>>

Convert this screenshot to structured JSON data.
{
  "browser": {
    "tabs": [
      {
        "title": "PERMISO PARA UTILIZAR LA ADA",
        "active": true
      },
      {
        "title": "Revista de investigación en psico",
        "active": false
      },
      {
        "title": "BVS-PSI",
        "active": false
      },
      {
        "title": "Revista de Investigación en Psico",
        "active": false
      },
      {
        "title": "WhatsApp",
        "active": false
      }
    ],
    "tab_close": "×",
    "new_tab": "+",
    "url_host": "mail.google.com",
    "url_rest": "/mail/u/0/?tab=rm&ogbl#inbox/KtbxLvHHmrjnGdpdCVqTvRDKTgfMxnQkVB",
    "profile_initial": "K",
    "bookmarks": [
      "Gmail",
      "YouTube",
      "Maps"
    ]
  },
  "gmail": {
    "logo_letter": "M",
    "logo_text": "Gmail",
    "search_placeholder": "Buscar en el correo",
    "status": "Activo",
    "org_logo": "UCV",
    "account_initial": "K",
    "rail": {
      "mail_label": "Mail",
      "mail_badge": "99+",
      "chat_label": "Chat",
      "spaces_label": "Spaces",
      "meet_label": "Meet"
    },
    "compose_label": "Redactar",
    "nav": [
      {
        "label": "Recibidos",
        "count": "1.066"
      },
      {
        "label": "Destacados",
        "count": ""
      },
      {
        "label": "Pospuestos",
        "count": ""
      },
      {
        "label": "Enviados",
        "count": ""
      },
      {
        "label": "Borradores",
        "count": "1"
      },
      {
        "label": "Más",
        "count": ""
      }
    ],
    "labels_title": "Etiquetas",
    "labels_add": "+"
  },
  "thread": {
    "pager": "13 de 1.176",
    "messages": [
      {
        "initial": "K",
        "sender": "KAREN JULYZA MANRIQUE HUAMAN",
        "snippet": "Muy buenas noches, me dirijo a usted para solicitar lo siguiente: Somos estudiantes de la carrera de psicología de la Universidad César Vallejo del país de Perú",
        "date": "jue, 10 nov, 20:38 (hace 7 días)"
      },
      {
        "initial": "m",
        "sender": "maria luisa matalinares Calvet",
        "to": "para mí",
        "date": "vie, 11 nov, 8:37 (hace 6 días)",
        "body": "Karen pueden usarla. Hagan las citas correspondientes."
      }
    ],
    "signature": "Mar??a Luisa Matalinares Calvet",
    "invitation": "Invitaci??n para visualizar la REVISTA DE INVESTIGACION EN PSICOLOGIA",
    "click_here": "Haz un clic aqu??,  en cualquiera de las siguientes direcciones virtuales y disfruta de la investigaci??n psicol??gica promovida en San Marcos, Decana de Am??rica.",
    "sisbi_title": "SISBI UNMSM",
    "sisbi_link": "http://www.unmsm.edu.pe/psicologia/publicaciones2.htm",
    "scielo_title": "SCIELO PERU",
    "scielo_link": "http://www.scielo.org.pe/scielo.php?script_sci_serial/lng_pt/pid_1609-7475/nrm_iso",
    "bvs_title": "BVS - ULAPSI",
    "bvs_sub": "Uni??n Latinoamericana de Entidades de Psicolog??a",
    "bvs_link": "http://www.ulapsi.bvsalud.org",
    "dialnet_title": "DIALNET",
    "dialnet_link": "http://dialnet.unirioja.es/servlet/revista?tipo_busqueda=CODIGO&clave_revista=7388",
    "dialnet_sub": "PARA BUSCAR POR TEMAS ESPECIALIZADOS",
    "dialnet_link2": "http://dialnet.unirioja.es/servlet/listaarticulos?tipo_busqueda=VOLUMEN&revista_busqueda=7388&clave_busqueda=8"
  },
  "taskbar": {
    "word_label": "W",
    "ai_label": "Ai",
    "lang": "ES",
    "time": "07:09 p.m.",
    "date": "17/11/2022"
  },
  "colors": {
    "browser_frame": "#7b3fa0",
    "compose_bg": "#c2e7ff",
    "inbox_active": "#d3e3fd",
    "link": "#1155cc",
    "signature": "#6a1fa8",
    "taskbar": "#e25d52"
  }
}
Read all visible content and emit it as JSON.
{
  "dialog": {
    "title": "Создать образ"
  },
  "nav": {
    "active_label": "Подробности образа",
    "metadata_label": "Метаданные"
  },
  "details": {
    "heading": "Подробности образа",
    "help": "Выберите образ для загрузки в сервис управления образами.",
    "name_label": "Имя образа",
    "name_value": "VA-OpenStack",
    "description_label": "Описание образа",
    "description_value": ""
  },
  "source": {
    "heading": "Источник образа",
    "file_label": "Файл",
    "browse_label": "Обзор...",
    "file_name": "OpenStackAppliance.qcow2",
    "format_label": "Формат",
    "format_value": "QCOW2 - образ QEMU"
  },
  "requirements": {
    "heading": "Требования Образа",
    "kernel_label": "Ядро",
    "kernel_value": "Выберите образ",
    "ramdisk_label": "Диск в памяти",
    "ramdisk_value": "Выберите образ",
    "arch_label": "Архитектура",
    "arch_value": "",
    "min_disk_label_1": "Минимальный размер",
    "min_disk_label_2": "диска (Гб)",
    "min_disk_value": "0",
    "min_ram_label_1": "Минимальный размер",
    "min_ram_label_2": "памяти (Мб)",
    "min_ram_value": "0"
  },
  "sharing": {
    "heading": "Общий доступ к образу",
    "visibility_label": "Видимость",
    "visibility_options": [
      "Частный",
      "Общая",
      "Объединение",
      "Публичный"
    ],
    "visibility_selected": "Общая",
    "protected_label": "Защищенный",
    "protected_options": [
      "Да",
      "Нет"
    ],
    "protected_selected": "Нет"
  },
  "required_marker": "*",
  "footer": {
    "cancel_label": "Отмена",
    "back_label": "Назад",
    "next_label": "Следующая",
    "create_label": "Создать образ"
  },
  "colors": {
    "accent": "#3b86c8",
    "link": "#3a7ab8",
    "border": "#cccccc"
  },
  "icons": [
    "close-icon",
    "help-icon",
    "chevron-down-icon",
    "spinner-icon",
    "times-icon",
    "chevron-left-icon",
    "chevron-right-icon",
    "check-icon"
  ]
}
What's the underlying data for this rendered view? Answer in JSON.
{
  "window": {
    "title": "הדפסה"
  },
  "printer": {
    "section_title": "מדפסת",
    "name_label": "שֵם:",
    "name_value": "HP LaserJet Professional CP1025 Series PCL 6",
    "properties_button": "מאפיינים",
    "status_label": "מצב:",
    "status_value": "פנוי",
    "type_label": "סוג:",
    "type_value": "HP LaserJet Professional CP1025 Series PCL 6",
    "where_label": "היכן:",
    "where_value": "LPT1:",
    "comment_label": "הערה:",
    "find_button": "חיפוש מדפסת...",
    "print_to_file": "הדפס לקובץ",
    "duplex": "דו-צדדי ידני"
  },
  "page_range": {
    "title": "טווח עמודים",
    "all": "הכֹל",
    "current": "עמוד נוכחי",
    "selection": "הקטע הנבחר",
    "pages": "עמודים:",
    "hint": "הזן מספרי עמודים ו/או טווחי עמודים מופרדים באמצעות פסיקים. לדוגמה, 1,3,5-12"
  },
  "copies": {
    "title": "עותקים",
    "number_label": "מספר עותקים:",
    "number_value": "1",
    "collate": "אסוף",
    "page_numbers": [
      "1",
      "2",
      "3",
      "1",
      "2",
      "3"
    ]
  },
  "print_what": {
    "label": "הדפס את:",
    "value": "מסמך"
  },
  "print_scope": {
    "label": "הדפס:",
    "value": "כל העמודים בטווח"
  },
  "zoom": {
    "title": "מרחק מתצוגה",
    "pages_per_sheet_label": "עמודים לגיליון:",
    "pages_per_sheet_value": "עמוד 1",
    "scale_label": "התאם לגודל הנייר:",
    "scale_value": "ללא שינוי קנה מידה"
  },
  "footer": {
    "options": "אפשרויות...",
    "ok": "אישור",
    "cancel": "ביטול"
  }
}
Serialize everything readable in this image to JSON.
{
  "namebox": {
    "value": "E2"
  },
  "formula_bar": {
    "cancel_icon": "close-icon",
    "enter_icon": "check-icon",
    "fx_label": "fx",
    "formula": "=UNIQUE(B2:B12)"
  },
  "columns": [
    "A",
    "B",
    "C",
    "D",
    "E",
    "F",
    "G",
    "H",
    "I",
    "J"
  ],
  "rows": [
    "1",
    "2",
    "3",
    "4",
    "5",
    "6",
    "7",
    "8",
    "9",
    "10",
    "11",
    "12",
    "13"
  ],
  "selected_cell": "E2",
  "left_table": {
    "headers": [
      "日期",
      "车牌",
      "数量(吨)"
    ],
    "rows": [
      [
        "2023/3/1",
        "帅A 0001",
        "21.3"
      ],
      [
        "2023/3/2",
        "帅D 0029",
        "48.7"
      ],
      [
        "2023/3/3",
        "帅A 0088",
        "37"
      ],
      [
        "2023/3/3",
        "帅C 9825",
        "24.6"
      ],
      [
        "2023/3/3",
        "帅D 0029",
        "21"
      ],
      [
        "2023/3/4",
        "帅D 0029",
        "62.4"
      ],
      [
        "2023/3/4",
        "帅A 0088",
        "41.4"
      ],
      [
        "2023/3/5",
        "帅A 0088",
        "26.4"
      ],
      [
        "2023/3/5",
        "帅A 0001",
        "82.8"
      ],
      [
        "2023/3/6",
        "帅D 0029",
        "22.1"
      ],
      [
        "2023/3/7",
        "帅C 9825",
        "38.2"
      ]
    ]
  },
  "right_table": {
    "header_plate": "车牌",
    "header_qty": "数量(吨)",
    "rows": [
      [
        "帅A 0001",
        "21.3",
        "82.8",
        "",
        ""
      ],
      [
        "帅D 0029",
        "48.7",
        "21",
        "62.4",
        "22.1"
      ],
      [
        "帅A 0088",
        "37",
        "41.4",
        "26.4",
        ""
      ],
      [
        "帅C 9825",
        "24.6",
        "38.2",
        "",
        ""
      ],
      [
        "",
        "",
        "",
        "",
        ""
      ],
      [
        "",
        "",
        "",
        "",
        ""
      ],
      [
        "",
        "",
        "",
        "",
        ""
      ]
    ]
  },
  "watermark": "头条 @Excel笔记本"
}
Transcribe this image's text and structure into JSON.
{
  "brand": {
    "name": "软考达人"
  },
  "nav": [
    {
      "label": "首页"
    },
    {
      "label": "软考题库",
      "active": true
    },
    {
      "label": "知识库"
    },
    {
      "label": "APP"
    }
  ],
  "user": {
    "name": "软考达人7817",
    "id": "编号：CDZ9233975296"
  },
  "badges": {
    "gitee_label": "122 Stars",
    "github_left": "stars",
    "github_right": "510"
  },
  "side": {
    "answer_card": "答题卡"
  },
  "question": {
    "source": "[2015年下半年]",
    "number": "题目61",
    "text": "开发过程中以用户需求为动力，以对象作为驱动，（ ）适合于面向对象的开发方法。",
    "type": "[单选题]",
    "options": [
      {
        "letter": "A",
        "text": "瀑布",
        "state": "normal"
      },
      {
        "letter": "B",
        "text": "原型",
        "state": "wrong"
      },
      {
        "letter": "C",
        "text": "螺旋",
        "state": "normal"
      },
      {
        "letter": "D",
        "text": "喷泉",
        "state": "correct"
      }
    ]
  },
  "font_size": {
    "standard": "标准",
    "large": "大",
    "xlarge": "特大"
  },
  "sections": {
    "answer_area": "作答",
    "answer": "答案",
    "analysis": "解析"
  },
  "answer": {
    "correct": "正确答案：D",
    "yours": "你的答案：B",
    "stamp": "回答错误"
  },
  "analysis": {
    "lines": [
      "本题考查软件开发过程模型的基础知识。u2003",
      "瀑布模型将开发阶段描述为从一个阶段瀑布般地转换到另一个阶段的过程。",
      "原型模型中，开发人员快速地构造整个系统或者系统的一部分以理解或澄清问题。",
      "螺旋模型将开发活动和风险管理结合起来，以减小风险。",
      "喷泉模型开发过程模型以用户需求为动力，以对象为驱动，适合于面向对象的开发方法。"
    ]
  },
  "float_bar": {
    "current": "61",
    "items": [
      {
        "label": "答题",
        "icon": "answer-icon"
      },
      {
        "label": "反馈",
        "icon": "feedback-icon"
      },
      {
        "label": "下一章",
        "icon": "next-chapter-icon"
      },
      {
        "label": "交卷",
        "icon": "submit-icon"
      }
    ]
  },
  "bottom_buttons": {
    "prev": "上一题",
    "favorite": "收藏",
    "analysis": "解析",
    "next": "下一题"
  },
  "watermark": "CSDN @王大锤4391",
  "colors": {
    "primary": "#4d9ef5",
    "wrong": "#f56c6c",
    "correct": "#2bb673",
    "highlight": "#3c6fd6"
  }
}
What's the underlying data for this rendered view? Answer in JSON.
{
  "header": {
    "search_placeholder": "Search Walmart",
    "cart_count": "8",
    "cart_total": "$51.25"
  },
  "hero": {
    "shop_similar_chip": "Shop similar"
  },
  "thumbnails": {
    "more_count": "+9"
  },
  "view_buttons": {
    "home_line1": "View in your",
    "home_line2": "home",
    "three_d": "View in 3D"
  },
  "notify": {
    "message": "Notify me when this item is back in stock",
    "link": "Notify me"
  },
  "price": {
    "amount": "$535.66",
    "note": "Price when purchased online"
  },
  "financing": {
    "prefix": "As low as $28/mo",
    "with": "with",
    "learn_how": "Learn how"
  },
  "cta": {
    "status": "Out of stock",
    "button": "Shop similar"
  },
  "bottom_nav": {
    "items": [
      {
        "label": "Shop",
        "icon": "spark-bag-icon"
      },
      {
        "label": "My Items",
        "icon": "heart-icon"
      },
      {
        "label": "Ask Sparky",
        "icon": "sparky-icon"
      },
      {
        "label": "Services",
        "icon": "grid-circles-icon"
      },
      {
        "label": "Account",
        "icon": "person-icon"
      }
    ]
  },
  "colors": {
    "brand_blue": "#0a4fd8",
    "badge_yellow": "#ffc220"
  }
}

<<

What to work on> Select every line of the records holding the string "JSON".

Problem solution>
Convert this screenshot to structured JSON data.
Read all visible content and emit it as JSON.
What's the underlying data for this rendered view? Answer in JSON.
Serialize everything readable in this image to JSON.
Transcribe this image's text and structure into JSON.
What's the underlying data for this rendered view? Answer in JSON.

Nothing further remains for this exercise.